I feel like nuclear power could be done right (it seems like the military powers stuff with it without too much trouble) but when the making of money gets involved I start distrusting the important details that need to be right in order for it to be safe. Let's just say that when we can maintain our bridges and railroads reliably, I'll start to rethink my reticence toward using fission to boil water.
That said, the earthquake six years ago was something I can barely imagine, and I've lived through some strong ones (the 6.9 one here in 1989, and the 7.3 one in Eureka four days after Reagan was elected) but they just gear up for them in Japan. They look at a seven point earthquake as just something that happens once in a while, and I ran down the stairs in my shorts and hid under the porch waiting for the world to end.
My family back in Oklahoma used to ask my parents how they could live anywhere with earthquakes (as opposed to holes in the back yard to hide from tornadoes in?) so I find it somewhat amusing that central/north central Oklahoma had a lot more (and bigger) earthquakes last year than the East Bay did.
Here's a video about the earthquake and it's aftermath that I sometimes watch to counter the bad news about the reactors I hear:

https://www.youtube.com/watch?v=SS-sWdAQsYg

-Doug in Oakland

3383 said...

My doctor told me I would receive about 14 sieverts from a CT scan. After internally cursing SI for replacing everything I knew with measures named for people I never heard of, I looked it up on my phone and was astounded.
Obviously he meant miiliSieverts.

T10B- I'm not familiar with much radioactivity reaching the PNW; Hanford was the largest source.

Doug- The '89 quake happened while I was driving. Half of my radio stations dropped out. I've never felt a severe one.

Stewart Dean said...

The earthquake/tsunami mentioned here, led to research that discovered there'll someday be big earthquake and tsunami that will flatten the Northwest:
http://www.newyorker.com/magazine/2015/07/20/the-really-big-one
"Kenneth Murphy, who directs FEMA’s Region X, the division responsible for Oregon, Washington, Idaho, and Alaska, says, “Our operating assumption is that everything west of Interstate 5 will be toast.”

In the Pacific Northwest, the area of impact will cover* some hundred and forty thousand square miles, including Seattle, Tacoma, Portland, Eugene, Salem (the capital city of Oregon), Olympia (the capital of Washington), and some seven million people. When the next full-margin rupture happens, that region will suffer the worst natural disaster in the history of North America."

CenterPuke88 said...
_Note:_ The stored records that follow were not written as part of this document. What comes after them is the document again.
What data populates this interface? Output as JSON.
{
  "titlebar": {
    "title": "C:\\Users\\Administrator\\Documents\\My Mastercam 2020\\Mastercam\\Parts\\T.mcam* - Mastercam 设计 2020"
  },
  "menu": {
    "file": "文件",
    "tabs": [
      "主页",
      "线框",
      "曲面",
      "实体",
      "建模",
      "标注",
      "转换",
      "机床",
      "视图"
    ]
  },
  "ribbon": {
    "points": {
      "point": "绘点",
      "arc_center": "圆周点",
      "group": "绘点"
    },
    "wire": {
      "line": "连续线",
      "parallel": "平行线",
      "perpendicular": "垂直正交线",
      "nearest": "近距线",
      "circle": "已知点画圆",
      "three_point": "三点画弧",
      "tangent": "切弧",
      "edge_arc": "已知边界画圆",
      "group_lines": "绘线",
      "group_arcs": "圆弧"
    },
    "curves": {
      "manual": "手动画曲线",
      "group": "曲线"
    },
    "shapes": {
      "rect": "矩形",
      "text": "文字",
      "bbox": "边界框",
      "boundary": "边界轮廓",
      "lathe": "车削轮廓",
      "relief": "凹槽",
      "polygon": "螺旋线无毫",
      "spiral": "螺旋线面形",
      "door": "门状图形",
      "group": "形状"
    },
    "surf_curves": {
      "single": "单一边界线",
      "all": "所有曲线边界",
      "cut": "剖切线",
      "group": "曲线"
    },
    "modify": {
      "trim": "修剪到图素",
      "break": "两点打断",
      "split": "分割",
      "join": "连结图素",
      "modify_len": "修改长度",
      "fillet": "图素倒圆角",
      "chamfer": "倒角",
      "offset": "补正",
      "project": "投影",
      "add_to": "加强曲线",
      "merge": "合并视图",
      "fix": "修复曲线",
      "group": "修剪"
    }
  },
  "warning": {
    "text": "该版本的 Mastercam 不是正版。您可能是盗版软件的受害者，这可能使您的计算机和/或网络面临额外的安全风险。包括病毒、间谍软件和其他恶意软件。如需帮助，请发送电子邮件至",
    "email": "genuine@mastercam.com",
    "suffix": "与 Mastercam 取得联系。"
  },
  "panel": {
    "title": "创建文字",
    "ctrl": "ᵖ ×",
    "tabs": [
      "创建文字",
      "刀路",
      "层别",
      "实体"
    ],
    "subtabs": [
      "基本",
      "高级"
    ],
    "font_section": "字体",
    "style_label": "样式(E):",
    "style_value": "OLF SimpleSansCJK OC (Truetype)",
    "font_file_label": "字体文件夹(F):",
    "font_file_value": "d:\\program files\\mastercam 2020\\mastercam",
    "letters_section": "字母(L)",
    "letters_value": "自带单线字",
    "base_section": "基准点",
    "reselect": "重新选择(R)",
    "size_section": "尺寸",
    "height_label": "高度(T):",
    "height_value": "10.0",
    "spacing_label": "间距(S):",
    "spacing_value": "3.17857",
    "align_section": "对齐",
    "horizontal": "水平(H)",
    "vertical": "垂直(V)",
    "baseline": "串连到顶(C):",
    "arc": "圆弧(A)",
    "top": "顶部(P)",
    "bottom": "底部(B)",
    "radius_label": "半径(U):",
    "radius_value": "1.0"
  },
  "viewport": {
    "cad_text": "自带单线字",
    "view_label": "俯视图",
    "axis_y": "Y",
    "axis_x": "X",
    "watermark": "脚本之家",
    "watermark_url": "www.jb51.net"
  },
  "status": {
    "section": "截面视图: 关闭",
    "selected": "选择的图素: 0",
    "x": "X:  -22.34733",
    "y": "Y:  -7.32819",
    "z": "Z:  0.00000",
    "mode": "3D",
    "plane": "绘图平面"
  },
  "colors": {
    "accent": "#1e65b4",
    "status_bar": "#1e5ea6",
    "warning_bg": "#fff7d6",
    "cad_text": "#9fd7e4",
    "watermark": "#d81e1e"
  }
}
Relatively speaking, the Navy reactors would be a better choice, especially if manned by well trained crews. Therein lies the problem, nuclear power as a profit center vs a public need filler. As long as we pay for electricity, there is a race to the bottom in safety.

dinthebeast said...
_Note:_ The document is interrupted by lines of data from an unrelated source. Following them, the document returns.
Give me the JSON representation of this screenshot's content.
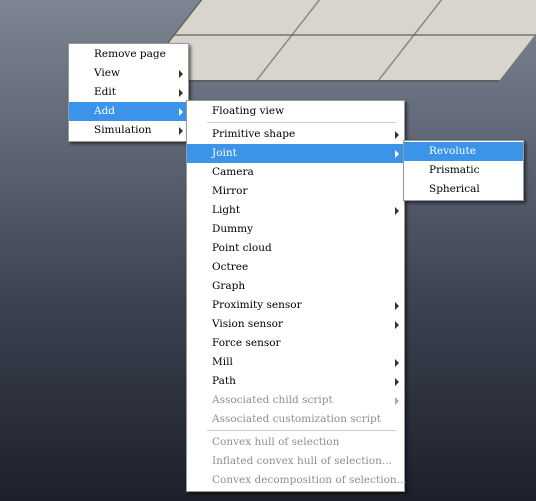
{
  "context_menu": {
    "items": [
      {
        "label": "Remove page"
      },
      {
        "label": "View"
      },
      {
        "label": "Edit"
      },
      {
        "label": "Add"
      },
      {
        "label": "Simulation"
      }
    ]
  },
  "add_submenu": {
    "items": [
      {
        "label": "Floating view"
      },
      {
        "label": "Primitive shape"
      },
      {
        "label": "Joint"
      },
      {
        "label": "Camera"
      },
      {
        "label": "Mirror"
      },
      {
        "label": "Light"
      },
      {
        "label": "Dummy"
      },
      {
        "label": "Point cloud"
      },
      {
        "label": "Octree"
      },
      {
        "label": "Graph"
      },
      {
        "label": "Proximity sensor"
      },
      {
        "label": "Vision sensor"
      },
      {
        "label": "Force sensor"
      },
      {
        "label": "Mill"
      },
      {
        "label": "Path"
      },
      {
        "label": "Associated child script"
      },
      {
        "label": "Associated customization script"
      },
      {
        "label": "Convex hull of selection"
      },
      {
        "label": "Inflated convex hull of selection..."
      },
      {
        "label": "Convex decomposition of selection..."
      }
    ]
  },
  "joint_submenu": {
    "items": [
      {
        "label": "Revolute"
      },
      {
        "label": "Prismatic"
      },
      {
        "label": "Spherical"
      }
    ]
  },
  "colors": {
    "highlight": "#3b94ea",
    "disabled_text": "#8e8e8e",
    "menu_background": "#ffffff"
  }
}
CP88: That's the conclusion I came to also. I don't actually know how well those military reactors work, but I don't recall anything too horrible associated with them.

3383: I was driving during the Loma Prieta earthquake also. I had driven my Torino over the Cypress structure 20 minutes before it fell down, made a stop in Emeryville, and was on Adeline in Berkeley when it hit. It felt like I had run over a curb at 35 MPH, and I didn't realize it was an earthquake until I saw the streetlight poles whipping back and forth.

-Doug in Oakland

w3ski said...

A shout out to dinthebeast, I fished there too! Best place around for fishing. Hooked something huge there once, but it never broke the surface. It finally swam straight away and took my whole spool of line with it. Always felt funny after eating those, but I made it to 63 now so it can't have been too bad?
w3ski